▶ _Work to be completed_: Would you output the following records verbatim and skip the images in them?
BEGIN Excerpted data
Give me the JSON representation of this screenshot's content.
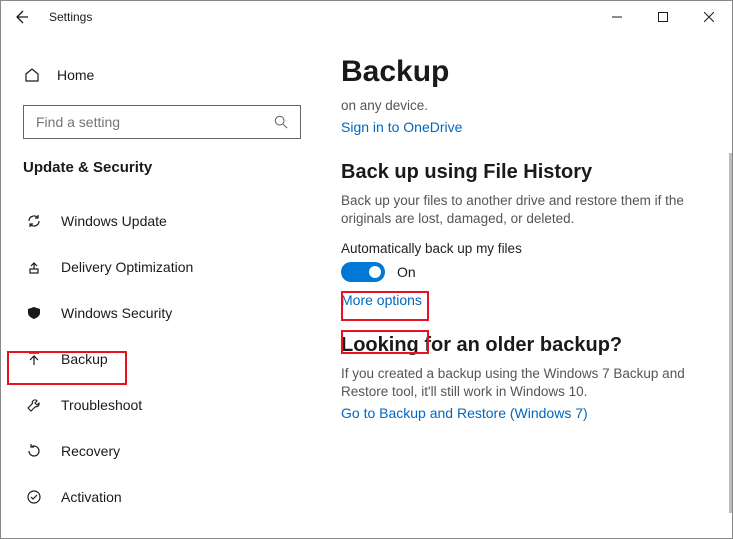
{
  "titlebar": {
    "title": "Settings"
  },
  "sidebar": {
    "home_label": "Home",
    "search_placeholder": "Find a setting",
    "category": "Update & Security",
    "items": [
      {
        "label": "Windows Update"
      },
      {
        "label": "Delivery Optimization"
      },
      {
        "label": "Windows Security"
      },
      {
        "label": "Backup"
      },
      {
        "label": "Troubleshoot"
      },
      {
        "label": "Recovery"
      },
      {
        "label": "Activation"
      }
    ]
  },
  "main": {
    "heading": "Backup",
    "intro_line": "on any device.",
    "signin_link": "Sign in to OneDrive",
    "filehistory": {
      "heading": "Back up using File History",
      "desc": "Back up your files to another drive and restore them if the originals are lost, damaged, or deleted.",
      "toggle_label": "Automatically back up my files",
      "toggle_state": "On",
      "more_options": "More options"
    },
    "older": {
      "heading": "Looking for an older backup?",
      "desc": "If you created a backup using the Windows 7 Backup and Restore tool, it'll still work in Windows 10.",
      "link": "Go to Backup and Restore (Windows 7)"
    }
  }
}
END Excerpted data
▶ _Reply_:
Give me the JSON representation of this screenshot's content.
{
  "titlebar": {
    "title": "Settings"
  },
  "sidebar": {
    "home_label": "Home",
    "search_placeholder": "Find a setting",
    "category": "Update & Security",
    "items": [
      {
        "label": "Windows Update"
      },
      {
        "label": "Delivery Optimization"
      },
      {
        "label": "Windows Security"
      },
      {
        "label": "Backup"
      },
      {
        "label": "Troubleshoot"
      },
      {
        "label": "Recovery"
      },
      {
        "label": "Activation"
      }
    ]
  },
  "main": {
    "heading": "Backup",
    "intro_line": "on any device.",
    "signin_link": "Sign in to OneDrive",
    "filehistory": {
      "heading": "Back up using File History",
      "desc": "Back up your files to another drive and restore them if the originals are lost, damaged, or deleted.",
      "toggle_label": "Automatically back up my files",
      "toggle_state": "On",
      "more_options": "More options"
    },
    "older": {
      "heading": "Looking for an older backup?",
      "desc": "If you created a backup using the Windows 7 Backup and Restore tool, it'll still work in Windows 10.",
      "link": "Go to Backup and Restore (Windows 7)"
    }
  }
}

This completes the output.